New Jersey recently entered into two settlements, a consumer fraud settlement and a qui tam whistleblower agreement, with a major for-profit higher education provider.
NJ is one of several states participating in the settlements with Education Management Corporation (EDMC), which is a Pennsylvania-based operator of for-profit post-secondary educational institutions throughout the United States and Canada. The multi-state agreement affects students in 39 states, including New Jersey.
The settlements were announced by NJ Acting Attorney General John J. Hoffman, who stated that EDMC’s deceptive practices caused serious harm to its students by leaving them with significant debt and very little chance of succeeding in their chosen fields upon graduating.

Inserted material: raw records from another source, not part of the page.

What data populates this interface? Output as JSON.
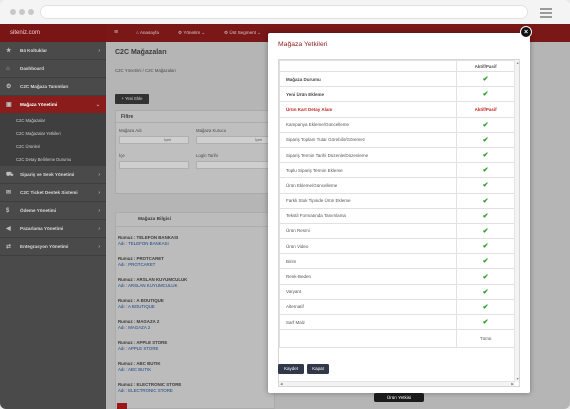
{
  "topbar": {
    "site": "siteniz.com",
    "links": [
      "Anasayfa",
      "Yönetim",
      "Üst Segment"
    ]
  },
  "sidebar": {
    "items": [
      {
        "label": "B4 Koltuklar",
        "icon": "star-icon",
        "active": false
      },
      {
        "label": "Dashboard",
        "icon": "home-icon",
        "active": false
      },
      {
        "label": "C2C Mağaza Tanımları",
        "icon": "gear-icon",
        "active": false
      },
      {
        "label": "Mağaza Yönetimi",
        "icon": "store-icon",
        "active": true
      }
    ],
    "subitems": [
      "C2C Mağazalar",
      "C2C Mağazalar Yetkileri",
      "C2C Ürünleri",
      "C2C Detay Belirleme Durumu"
    ],
    "more_items": [
      {
        "label": "Sipariş ve Sevk Yönetimi",
        "icon": "truck-icon"
      },
      {
        "label": "C2C Ticket Destek Sistemi",
        "icon": "ticket-icon"
      },
      {
        "label": "Ödeme Yönetimi",
        "icon": "payment-icon"
      },
      {
        "label": "Pazarlama Yönetimi",
        "icon": "megaphone-icon"
      },
      {
        "label": "Entegrasyon Yönetimi",
        "icon": "link-icon"
      }
    ]
  },
  "main": {
    "title": "C2C Mağazaları",
    "breadcrumb": "C2C Yönetimi / C2C Mağazaları",
    "new_button": "+ Yeni Ekle",
    "filter": {
      "heading": "Filtre",
      "labels": [
        "Mağaza Adı",
        "Mağaza Kurucu",
        "İçe",
        "Login Tarihi"
      ],
      "select_placeholder": "İçeri"
    },
    "store_info": {
      "heading": "Mağaza Bilgisi",
      "stores": [
        {
          "name": "Rumuz : TELEFON BANKASI",
          "alias": "Adı : TELEFON BANKASI"
        },
        {
          "name": "Rumuz : PROTCARET",
          "alias": "Adı : PROTCARET"
        },
        {
          "name": "Rumuz : ARSLAN KUYUMCULUK",
          "alias": "Adı : ARSLAN KUYUMCULUK"
        },
        {
          "name": "Rumuz : A BOUTIQUE",
          "alias": "Adı : A BOUTIQUE"
        },
        {
          "name": "Rumuz : MAGAZA 2",
          "alias": "Adı : MAGAZA 2"
        },
        {
          "name": "Rumuz : APPLE STORE",
          "alias": "Adı : APPLE STORE"
        },
        {
          "name": "Rumuz : ABC BUTIK",
          "alias": "Adı : ABC BUTIK"
        },
        {
          "name": "Rumuz : ELECTRONIC STORE",
          "alias": "Adı : ELECTRONIC STORE"
        }
      ]
    }
  },
  "modal": {
    "title": "Mağaza Yetkileri",
    "column_header": "Aktif/Pasif",
    "rows": [
      {
        "label": "Mağaza Durumu",
        "style": "bold",
        "value": "check"
      },
      {
        "label": "Yeni Ürün Ekleme",
        "style": "bold",
        "value": "check"
      },
      {
        "label": "Ürün Kart Detay Alanı",
        "style": "red",
        "value": "Aktif/Pasif"
      },
      {
        "label": "Kampanya Ekleme/Güncelleme",
        "style": "normal",
        "value": "check"
      },
      {
        "label": "Sipariş Toplam Tutar Görebilir/Göremez",
        "style": "normal",
        "value": "check"
      },
      {
        "label": "Sipariş Termin Tarihi Düzenle/Düzenleme",
        "style": "normal",
        "value": "check"
      },
      {
        "label": "Toplu Sipariş Termin Ekleme",
        "style": "normal",
        "value": "check"
      },
      {
        "label": "Ürün Ekleme/Güncelleme",
        "style": "normal",
        "value": "check"
      },
      {
        "label": "Farklı Stok Tipinde Ürün Ekleme",
        "style": "normal",
        "value": "check"
      },
      {
        "label": "Tekstil Formatında Tanımlama",
        "style": "normal",
        "value": "check"
      },
      {
        "label": "Ürün Resmi",
        "style": "normal",
        "value": "check"
      },
      {
        "label": "Ürün Video",
        "style": "normal",
        "value": "check"
      },
      {
        "label": "Birim",
        "style": "normal",
        "value": "check"
      },
      {
        "label": "Renk-Beden",
        "style": "normal",
        "value": "check"
      },
      {
        "label": "Varyant",
        "style": "normal",
        "value": "check"
      },
      {
        "label": "Alternatif",
        "style": "normal",
        "value": "check"
      },
      {
        "label": "Sarf Malz",
        "style": "normal",
        "value": "check"
      }
    ],
    "footer_label": "Tümü",
    "save_label": "Kaydet",
    "close_label": "Kapat",
    "close_x": "×"
  },
  "tooltip": "Ürün Yetkisi",
  "colors": {
    "accent": "#8b1c1c",
    "check": "#2c9a2c",
    "button": "#31384a"
  }
}
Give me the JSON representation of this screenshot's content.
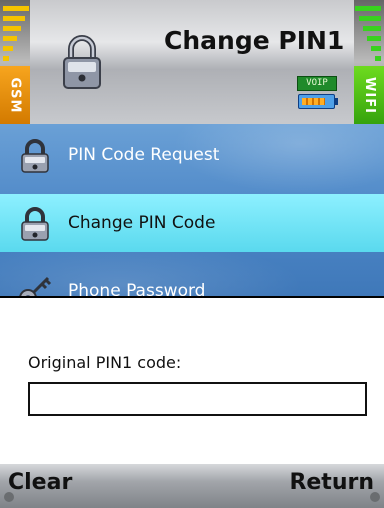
{
  "header": {
    "title": "Change PIN1",
    "voip_badge": "VOIP",
    "left_network": "GSM",
    "right_network": "WIFI",
    "battery_level": 0.8
  },
  "menu": {
    "items": [
      {
        "label": "PIN Code Request",
        "icon": "lock-icon",
        "selected": false
      },
      {
        "label": "Change PIN Code",
        "icon": "lock-icon",
        "selected": true
      },
      {
        "label": "Phone Password",
        "icon": "key-icon",
        "selected": false
      }
    ]
  },
  "dialog": {
    "prompt": "Original PIN1 code:",
    "value": ""
  },
  "softkeys": {
    "left": "Clear",
    "right": "Return"
  },
  "colors": {
    "menu_background": "#4c86c6",
    "selected_item": "#5ad9ee",
    "gsm_tag": "#f7a51e",
    "wifi_tag": "#6edb1f"
  }
}
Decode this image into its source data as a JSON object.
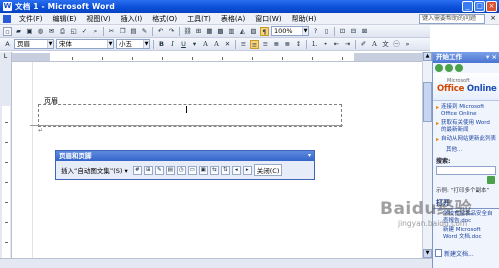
{
  "window": {
    "title": "文档 1 - Microsoft Word",
    "controls": [
      "_",
      "□",
      "×"
    ]
  },
  "menu": {
    "items": [
      "文件(F)",
      "编辑(E)",
      "视图(V)",
      "插入(I)",
      "格式(O)",
      "工具(T)",
      "表格(A)",
      "窗口(W)",
      "帮助(H)"
    ],
    "help_placeholder": "键入需要帮助的问题",
    "close": "×"
  },
  "toolbar_standard": {
    "zoom": "100%",
    "read_label": "阅读(R)"
  },
  "toolbar_format": {
    "style": "页眉",
    "font": "宋体",
    "size": "小五",
    "bold": "B",
    "italic": "I",
    "underline": "U",
    "font_color": "A"
  },
  "document": {
    "header_label": "页眉",
    "paragraph_mark": "↵"
  },
  "hf_toolbar": {
    "title": "页眉和页脚",
    "insert_autotext": "插入“自动图文集”(S) ▾",
    "close": "关闭(C)",
    "title_close": "▾"
  },
  "statusbar": {
    "text": ""
  },
  "taskpane": {
    "title": "开始工作",
    "close": "▾ ×",
    "ms_text": "Microsoft",
    "office_brand": "Office",
    "office_online": " Online",
    "links": [
      "连接到 Microsoft Office Online",
      "获取有关使用 Word 的最新新闻",
      "自动从网站更新此列表"
    ],
    "more": "其他...",
    "search_label": "搜索:",
    "example": "示例: “打印多个副本”",
    "open_heading": "打开",
    "open_files": [
      "学校食堂食品安全自查报告.doc",
      "新建 Microsoft Word 文档.doc"
    ],
    "new_doc": "新建文档..."
  },
  "watermark": {
    "main": "Baidu经验",
    "sub": "jingyan.baidu.com"
  }
}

Consumer Fraud Agreement
The first settlement requires EDMC to make significant changes to its practices and policies regarding student recruitment. The company allegedly misled many of its prospective and current students about the true cost of college programs, as well as the terms of their student loan agreements. The deal with the government requires EDMC to reform its student recruitment practices and demonstrate a commitment to preparing its students for success in the business world after graduation.
Students are going to benefit immensely from the deal reached by the government. Under the terms of the agreement, approximately 80,000 former EDMC students will no longer have to pay more than $100 million in outstanding student loan debts. This figure includes $1.3 million in outstanding student loan debt currently held by students in New Jersey. Although EDMC does not have any physical campuses in the Garden State, all of the NJ students were enrolled in online programs through out-of-state colleges.
Federal Qui Tam Agreement
The second settlement will require EDMC to pay nearly $9 million to resolve a whistleblower lawsuit that involved several states, including New Jersey, New York, California and Florida.
The whistleblower agreement stems from allegations that the company used financial incentives and a bonus structure to encourage its recruiters to deceive prospective students, in clear violation of the federal Higher Education Act.
A former EDMC worker served as a whistleblower for the government and filed the federal qui tam action. As a result of the agreement reached by EDMC and the government, the ex-employee will likely be entitled to a large reward for spurring the investigation and subsequent settlements.
For further information about the recent New Jersey student loan debt forgiveness agreement, read the BergenDispatch.com article entitled, “For-Profit Educator to Forgive $1.3 Million in New Jersey Student Loan Debt.” http://bergendispatch.com/articles/37645496/For-Profit-Educator-To-Forgive-1-3-Million-In-New-Jersey-Student-Loan-Debt-.aspx
If you have information that may lead to a whistleblower lawsuit, it is important for you to speak with a savvy and experienced qui tam attorney. The qui tam lawyers at Begelman & Orlow have decades of experience in these kinds of cases. Contact us today for a free consultation.